Also celebrated in the magazine were Bertney and Linda Langley, who are working to see to it that Coushatta tribe members remain well aware of their culture. Bertney, a member of the tribe and a traditional storyteller, and his wife Linda, a retired anthropologist, head up the Coushatta Archives, which is dedicated to preserving information about, and artifacts from, the Coushatta tribe. The Langleys also endeavor to keep these things accessible to Coushatta tribe members.
The Langleys’ ultimate goal is to have a comprehensive collection of Coushatta artifacts controlled entirely by the Coushatta tribe.
The Langleys are also involved in efforts to preserve the Coushatta language — Koasati. They create opportunities for tribal members to learn the language. Their Language Committee offers classes in which instructors teach Koasati while having students engage in cultural activities.
Laura Is Big News
Google recently announced that Hurricane Laura finished No. 6 on the search engine’s top 10 search terms of 2020.
The two subjects most frequently searched were COVID-19 and the presidential election. These two had very high spikes for a long period.
Also finishing ahead of Laura were the subjects of stimulus checks, unemployment and Iran. I’m a little surprised Iran finished ahead of Laura. Maybe I’m just not clear on why the Iran story is such a big one.

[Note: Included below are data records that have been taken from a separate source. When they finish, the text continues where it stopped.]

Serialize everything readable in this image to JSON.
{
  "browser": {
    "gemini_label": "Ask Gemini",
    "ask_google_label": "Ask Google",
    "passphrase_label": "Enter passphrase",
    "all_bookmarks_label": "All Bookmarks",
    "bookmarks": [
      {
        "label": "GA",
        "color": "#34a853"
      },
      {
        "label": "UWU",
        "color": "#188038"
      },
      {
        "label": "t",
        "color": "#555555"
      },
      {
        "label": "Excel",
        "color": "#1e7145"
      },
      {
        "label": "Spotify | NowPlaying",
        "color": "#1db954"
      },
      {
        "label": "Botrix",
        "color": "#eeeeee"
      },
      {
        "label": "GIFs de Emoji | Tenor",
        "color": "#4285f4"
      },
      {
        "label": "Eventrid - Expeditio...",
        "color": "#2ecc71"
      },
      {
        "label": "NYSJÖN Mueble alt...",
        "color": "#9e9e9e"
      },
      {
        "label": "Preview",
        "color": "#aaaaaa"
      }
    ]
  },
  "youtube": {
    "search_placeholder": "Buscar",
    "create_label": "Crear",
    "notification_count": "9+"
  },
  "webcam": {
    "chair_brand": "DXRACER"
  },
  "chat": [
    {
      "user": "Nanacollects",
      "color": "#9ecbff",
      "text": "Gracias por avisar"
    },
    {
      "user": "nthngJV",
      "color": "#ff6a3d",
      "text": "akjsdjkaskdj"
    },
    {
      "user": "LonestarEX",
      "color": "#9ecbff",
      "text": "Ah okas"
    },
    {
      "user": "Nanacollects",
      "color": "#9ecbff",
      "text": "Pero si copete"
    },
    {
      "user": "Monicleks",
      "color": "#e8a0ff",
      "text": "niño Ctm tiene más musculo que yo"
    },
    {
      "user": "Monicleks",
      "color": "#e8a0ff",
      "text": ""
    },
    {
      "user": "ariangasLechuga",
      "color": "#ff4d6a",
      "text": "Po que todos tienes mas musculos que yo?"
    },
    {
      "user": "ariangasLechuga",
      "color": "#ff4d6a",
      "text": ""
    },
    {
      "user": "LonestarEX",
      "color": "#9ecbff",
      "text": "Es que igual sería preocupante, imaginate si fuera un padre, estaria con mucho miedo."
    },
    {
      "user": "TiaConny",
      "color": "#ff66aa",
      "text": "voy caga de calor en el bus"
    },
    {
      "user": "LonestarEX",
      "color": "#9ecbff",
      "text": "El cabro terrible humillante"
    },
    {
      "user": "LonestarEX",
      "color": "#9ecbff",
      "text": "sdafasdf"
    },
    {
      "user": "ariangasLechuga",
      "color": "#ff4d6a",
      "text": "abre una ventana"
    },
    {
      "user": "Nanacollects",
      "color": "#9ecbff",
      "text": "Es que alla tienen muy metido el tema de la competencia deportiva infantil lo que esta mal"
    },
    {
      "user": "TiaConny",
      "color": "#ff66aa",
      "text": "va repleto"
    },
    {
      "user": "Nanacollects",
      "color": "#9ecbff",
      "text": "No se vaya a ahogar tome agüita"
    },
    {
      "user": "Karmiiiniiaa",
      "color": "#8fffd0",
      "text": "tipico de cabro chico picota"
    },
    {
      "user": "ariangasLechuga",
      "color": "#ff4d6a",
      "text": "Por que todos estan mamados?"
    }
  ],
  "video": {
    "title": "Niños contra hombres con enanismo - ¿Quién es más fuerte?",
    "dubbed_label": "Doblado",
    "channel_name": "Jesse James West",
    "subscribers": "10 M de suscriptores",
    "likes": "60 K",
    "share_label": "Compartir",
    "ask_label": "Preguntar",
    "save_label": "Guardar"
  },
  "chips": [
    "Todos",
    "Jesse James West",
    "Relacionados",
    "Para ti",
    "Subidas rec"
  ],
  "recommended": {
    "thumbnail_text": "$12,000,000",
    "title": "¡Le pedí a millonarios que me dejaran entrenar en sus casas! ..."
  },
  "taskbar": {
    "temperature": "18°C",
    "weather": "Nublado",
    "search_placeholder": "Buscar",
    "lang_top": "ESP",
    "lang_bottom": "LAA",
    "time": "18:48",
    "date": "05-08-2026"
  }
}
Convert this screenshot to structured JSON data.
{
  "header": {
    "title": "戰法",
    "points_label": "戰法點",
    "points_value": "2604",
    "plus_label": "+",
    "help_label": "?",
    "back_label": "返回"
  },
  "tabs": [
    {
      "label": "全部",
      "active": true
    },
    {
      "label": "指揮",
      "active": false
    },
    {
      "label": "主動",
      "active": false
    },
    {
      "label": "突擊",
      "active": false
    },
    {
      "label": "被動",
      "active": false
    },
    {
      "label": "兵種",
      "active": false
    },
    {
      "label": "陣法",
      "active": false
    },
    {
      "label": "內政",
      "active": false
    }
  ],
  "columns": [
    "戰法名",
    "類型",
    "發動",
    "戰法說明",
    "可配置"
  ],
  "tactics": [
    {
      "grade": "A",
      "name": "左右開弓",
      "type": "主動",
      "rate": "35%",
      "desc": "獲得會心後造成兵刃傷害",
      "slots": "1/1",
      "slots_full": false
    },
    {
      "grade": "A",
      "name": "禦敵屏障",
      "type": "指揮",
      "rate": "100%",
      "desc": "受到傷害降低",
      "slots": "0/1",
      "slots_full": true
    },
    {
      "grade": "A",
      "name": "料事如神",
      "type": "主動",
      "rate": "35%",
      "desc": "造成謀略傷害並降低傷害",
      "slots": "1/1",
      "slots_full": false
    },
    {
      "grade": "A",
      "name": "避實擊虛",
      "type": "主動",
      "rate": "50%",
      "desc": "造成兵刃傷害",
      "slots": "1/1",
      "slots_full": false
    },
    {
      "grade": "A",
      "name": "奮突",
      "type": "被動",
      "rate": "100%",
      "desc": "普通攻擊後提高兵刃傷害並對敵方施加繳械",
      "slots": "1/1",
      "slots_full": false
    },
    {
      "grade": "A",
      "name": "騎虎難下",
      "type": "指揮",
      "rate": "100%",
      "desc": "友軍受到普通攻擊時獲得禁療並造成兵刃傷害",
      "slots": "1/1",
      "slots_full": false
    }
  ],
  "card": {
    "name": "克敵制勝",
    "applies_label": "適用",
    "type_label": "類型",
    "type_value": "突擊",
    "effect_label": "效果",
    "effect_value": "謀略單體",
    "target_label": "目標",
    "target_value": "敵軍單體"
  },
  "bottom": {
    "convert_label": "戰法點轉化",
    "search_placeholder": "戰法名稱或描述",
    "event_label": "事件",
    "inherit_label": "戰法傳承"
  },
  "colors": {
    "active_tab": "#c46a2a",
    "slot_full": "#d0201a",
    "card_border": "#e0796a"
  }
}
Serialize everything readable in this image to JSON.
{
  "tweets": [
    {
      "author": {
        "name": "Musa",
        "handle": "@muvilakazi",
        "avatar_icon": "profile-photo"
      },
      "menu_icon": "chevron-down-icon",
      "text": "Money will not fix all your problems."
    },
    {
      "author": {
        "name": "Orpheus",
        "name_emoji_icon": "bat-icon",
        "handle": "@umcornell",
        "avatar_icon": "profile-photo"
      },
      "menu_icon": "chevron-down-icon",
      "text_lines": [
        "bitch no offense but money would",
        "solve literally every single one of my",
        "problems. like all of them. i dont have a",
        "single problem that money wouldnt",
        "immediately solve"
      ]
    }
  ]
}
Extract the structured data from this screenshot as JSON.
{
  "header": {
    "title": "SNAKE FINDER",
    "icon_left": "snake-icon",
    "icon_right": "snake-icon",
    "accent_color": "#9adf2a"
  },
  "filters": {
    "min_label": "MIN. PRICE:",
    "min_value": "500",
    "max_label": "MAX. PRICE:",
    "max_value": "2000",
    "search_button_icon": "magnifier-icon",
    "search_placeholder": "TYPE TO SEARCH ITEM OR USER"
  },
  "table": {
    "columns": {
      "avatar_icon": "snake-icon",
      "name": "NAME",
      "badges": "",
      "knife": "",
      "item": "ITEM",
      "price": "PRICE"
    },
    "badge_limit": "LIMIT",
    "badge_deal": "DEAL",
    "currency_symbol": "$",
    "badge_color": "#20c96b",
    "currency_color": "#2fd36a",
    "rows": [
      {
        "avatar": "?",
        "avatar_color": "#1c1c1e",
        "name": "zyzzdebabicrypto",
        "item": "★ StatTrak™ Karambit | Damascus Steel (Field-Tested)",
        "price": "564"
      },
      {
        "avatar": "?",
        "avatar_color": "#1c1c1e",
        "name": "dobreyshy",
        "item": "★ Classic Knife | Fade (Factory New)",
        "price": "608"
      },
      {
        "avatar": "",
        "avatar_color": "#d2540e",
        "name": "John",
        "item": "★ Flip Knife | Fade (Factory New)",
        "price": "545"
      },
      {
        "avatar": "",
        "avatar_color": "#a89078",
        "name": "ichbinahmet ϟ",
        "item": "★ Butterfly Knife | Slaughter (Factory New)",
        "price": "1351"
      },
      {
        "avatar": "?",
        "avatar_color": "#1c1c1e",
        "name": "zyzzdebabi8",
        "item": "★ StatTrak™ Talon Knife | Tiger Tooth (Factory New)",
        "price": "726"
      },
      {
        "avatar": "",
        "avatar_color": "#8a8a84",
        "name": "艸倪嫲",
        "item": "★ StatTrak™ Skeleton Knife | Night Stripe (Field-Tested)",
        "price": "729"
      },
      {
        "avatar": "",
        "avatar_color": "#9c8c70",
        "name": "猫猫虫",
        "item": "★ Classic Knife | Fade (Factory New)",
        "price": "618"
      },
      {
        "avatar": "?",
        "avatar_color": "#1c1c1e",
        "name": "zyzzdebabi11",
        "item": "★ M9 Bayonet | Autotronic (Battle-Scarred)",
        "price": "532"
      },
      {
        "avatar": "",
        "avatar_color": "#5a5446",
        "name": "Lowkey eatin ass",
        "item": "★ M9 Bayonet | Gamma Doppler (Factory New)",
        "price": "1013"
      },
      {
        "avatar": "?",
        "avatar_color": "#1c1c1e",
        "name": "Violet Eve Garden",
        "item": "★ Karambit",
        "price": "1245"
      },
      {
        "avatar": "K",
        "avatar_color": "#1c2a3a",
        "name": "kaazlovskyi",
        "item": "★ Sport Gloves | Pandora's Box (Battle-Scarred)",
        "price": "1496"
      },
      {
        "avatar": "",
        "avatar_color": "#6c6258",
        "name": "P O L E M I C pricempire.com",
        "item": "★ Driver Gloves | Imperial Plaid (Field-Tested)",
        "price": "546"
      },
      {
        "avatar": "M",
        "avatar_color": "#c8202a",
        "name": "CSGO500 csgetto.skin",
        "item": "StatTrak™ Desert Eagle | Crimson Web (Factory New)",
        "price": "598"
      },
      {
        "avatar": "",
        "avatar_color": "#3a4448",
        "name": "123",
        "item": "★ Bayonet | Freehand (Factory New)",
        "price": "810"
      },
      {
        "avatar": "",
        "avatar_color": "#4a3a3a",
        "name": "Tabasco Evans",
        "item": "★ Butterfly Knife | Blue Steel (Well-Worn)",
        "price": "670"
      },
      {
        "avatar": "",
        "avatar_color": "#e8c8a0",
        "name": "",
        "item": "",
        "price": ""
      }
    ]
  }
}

Hurricane Laura made landfall near Cameron on Aug. 27 as a Category 4 storm with 150 mph winds. It was the strongest hurricane to make landfall in Louisiana since 1856. The storm killed 77 people and caused more than $14 billion in damage.